A little over a decade ago, a clutch of scientific studies was published that seemed to show that survivors of atrocities or disasters such as the Holocaust and the Dutch famine of 1944-45 had passed on the biological scars of those traumatic experiences to their children.
The studies caused a sensation, earning their own BBC Horizon documentary and the cover of Time (I also wrote about them, for New Scientist) – and no wonder. The mind-blowing implications were that DNA wasn’t the only mode of biological inheritance, and that traits acquired by a person in their lifetime could be heritable. Since we receive our full complement of genes at conception and it remains essentially unchanged until our death, this information was thought to be transmitted via chemical tags on genes called “epigenetic marks” that dial those genes’ output up or down. The phenomenon, known as transgenerational epigenetic inheritance, caught the public imagination, in part because it seemed to release us from the tyranny of DNA. Genetic determinism was dead…
This article first appeared in The Observer on 10 October 2021. To continue reading, click here.
FERTILITY rates are falling across the globe – even in places, such as sub-Saharan Africa, where they remain high. This is good for women, families, societies and the environment. So why do we keep hearing that the world needs babies, with angst in the media about maternity wards closing in Italy and ghost cities in China…?
This article first appeared in The Guardian on 8 July 2021. To continue reading, click here.
YOU have probably seen the annual rankings of the world’s cities by “liveability” or “quality of life”. It is intriguing to discover which come out top – and which bottom. After all, most of us have skin in this game: more than half of people around the world live in urban environments, and that number is growing.

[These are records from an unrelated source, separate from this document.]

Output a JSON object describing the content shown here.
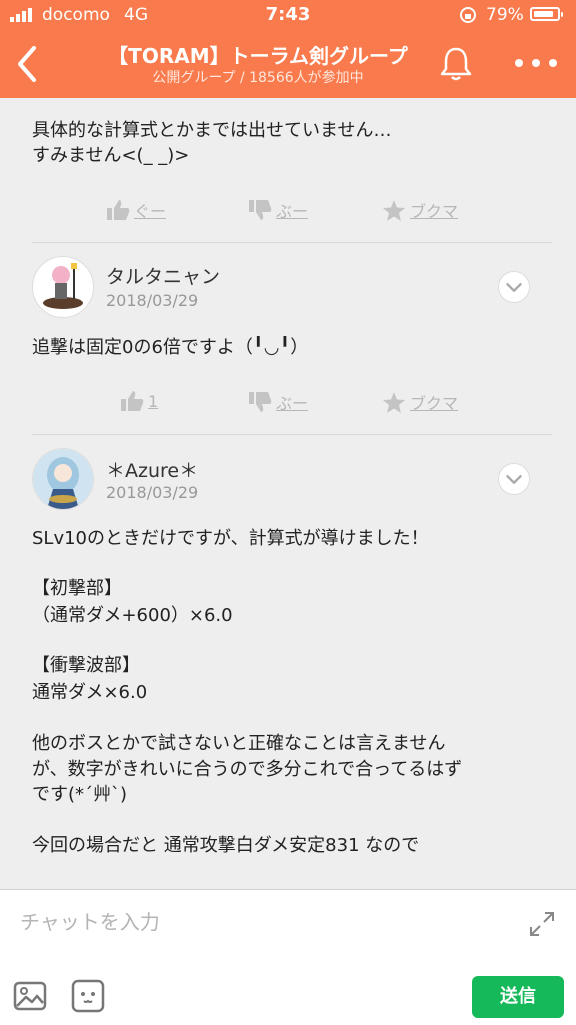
{
  "status_bar": {
    "carrier": "docomo",
    "network": "4G",
    "time": "7:43",
    "battery": "79%"
  },
  "header": {
    "title": "【TORAM】トーラム剣グループ",
    "subtitle": "公開グループ / 18566人が参加中",
    "accent_color": "#f97a4c"
  },
  "post0": {
    "lines": [
      "具体的な計算式とかまでは出せていません…",
      "すみません<(_ _)>"
    ],
    "like": "ぐー",
    "dislike": "ぶー",
    "bookmark": "ブクマ"
  },
  "post1": {
    "name": "タルタニャン",
    "date": "2018/03/29",
    "lines": [
      "追撃は固定0の6倍ですよ（╹◡╹）"
    ],
    "like": "1",
    "dislike": "ぶー",
    "bookmark": "ブクマ"
  },
  "post2": {
    "name": "＊Azure＊",
    "date": "2018/03/29",
    "lines": [
      "SLv10のときだけですが、計算式が導けました！",
      "【初撃部】",
      "（通常ダメ+600）×6.0",
      "【衝撃波部】",
      "通常ダメ×6.0",
      "他のボスとかで試さないと正確なことは言えません",
      "が、数字がきれいに合うので多分これで合ってるはず",
      "です(*ˊ艸ˋ)",
      "今回の場合だと 通常攻撃白ダメ安定831 なので"
    ]
  },
  "input": {
    "placeholder": "チャットを入力",
    "send_label": "送信",
    "send_color": "#16b95a"
  }
}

But you may also have wondered what “quality of life” really means. Which qualities? Whose life…?
This article first appeared in New Scientist on 9 June 2021. To continue reading, click here(paywall).
IN 2011, when the global population hit 7 billion, economist David Lam and demographer Stan Becker made a bet. Lam predicted food would get cheaper over the next decade, despite continuing population growth. Becker predicted that food prices would go up, because of the damage humans were doing to the planet, which meant that population growth would outstrip food supply. Becker won and, following his wishes, Lam has just written out a cheque for $194 to the Vermont-based nonprofit Population Media Center, which promotes population stabilisation internationally…
This article first appeared in The Observer on 8 May 2021. To continue reading, click here.
TO prevent future pandemics, we must stop deforestation and end the illegal wildlife trade. Do you agree? Of course you do, because what’s not to like? The buck stops with the evil other. The question is, will doing those things solve the problem? And the answer is, probably not. They will help, but there’s another, potentially bigger problem closer to home: the global north’s use of natural resources, especially its reliance on livestock…
This article was first published in The Guardian on 21 December 2020. To continue reading, click here.